The idea was that developers pay a certain fee for each new house or apartment, recognizing there’s an inherent cost to a community for each new family a development attracts. From elementary schools to fire stations to highway improvements, every new development exerts new pressures and causes new problems that cities must be able to address.

Comprehensive plans and zoning ordinances are intended, among other things, to make sure solutions are economical, efficient and fair to both taxpayers and developers. One of the main purposes of the proffer system is to ensure developers help pay for the costs of veering from the path set out by land use plans and codified zoning ordinances.

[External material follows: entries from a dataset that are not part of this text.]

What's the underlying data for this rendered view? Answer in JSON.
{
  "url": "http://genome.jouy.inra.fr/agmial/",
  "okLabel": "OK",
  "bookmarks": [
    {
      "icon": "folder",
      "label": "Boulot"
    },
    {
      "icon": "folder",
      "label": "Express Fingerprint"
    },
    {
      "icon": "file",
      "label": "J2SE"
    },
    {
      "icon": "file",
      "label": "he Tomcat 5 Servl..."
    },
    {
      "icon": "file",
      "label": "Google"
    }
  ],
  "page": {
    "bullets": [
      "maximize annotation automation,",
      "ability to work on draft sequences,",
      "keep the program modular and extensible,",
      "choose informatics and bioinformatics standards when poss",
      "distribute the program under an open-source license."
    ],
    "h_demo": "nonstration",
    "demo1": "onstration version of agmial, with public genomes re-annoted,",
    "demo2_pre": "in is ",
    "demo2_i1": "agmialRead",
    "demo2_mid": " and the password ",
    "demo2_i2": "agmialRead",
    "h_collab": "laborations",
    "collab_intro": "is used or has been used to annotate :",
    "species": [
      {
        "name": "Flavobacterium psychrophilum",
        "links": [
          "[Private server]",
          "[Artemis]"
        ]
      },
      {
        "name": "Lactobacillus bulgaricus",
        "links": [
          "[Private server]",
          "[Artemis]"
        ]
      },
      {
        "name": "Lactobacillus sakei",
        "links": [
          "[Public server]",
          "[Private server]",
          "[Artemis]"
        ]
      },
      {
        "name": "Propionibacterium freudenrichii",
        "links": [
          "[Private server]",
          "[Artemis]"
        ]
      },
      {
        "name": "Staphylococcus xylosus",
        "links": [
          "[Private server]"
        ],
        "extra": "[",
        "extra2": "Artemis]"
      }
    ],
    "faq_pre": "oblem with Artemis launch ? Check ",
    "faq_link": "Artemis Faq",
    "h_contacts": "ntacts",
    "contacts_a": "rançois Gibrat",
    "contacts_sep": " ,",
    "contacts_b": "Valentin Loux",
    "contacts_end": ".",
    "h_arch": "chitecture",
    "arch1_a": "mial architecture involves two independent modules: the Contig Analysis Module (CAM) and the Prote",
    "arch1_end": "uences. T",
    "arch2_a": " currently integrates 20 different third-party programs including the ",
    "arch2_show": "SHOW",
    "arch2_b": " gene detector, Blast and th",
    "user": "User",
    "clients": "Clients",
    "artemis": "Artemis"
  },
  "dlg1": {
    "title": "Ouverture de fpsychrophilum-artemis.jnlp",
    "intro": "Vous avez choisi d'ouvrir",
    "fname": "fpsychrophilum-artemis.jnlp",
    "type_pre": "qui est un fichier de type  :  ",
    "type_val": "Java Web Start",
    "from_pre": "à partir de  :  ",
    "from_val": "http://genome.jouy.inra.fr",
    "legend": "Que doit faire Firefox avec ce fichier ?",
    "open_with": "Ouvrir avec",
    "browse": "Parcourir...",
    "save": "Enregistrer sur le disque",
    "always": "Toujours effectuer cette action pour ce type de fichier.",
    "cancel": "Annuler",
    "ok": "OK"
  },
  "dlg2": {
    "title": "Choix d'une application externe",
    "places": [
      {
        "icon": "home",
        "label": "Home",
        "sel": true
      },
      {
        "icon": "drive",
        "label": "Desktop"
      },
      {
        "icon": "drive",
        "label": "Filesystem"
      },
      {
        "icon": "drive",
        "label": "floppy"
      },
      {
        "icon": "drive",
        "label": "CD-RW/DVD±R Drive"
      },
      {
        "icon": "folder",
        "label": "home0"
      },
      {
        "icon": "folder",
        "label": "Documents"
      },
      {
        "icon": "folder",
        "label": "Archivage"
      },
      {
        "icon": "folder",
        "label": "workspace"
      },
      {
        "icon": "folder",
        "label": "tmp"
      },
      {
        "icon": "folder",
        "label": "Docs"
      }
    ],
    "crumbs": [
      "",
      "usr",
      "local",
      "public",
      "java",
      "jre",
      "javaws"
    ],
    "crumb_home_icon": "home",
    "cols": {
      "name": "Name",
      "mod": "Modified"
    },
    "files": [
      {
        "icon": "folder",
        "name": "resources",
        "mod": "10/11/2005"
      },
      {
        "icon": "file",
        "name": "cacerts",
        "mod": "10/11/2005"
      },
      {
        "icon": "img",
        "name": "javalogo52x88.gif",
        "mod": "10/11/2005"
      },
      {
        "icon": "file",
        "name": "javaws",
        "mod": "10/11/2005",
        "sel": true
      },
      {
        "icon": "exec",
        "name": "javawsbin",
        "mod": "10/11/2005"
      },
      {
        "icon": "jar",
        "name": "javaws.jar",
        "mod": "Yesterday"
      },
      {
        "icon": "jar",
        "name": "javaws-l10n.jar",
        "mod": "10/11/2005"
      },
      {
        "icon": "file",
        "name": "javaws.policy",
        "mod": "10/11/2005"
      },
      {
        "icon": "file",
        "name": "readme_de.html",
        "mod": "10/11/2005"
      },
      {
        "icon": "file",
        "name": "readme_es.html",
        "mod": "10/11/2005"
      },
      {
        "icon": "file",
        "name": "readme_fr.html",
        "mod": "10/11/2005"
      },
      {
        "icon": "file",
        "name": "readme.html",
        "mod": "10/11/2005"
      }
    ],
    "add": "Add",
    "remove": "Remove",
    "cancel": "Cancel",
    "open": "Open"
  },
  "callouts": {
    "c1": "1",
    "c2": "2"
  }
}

Folks can disagree about the amount of money a community might expect in return for allowing a new apartment complex — maybe it’s too much to attract reasonable development or maybe it’s too little to pay for the burdens development would create — but the proffer system at least allowed taxpayers to pretend they were part of the development equation.

Thanks the Virginia’s General Assembly, any actual or perceived protection that system offered communities will be gone July 1, when new legislation takes effect that tells planners and elected officials they can no longer request or accept “unreasonable” proffers from developers.

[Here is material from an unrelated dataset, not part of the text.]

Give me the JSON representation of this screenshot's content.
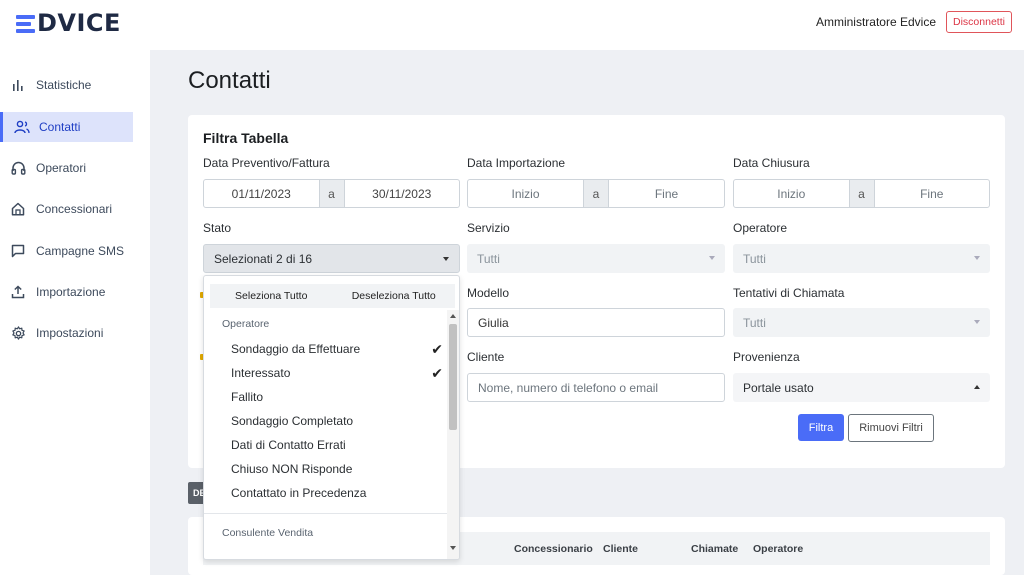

The devil is always in the details, but the legislature was unhelpful with a simple definition of “unreasonable,” meaning there’s no way to discern exactly what details of a development agreement a judge might rule as running afoul of the law.

In effect, as Suffolk’s attorneys have explained to the city’s planning commissioners, the new law takes a “Don’t ask, don’t accept” approach to many of the proffers communities had become used to requesting in exchange for rezoning a property or approving a conditional use for it.

Even something as straightforward as reimbursement for the number of students a school division could expect to gain from a big new apartment complex could become a legal minefield under the new legislation.

All, however, is not lost, as municipalities continue to wield a powerful weapon to protect their citizens from the dangers associated with rampant, unchecked development. It’s a weapon they’ve always had, but it’s one that in many cases they choose to ignore — or even to dismantle.

That weapon is the comprehensive plan, bolstered by the zoning ordinances that derive from it.

In the past, officials saw no reason to justify their easy acquiescence when developers asked for a rezoning or conditional use permit for a project that fell outside of the land uses allowed under the adopted land use plans. The proffer system gave them cover.

Without that cover, the comprehensive plan and zoning laws are citizens’ only defense against the ravages of unregulated development. Suffolk’s officials would now be wise to recognize how important it is for them to protect the virtue and purity of the land use plans they adopt.

In one regard, at least, Virginia’s legislature made things a lot easier for officials whose communities are being courted by developers. With the reduced likelihood that communities will be adequately reimbursed for allowing development outside prescribed boundaries, the answer to those seeking rezoning or conditional use permits should increasingly be a polite “No.”

A pervasively and steadfastly inflexible zoning environment around the state would soon convince developers to go back to Richmond and beg legislators for the opportunity to offer the fiscal incentives necessary to help pay for the costs their developments inflict on communities.

But getting that result will require cities like Suffolk to stand behind the very land-use plans they’ve spent years ignoring and undermining. Frankly, we wonder if such a new approach is even possible.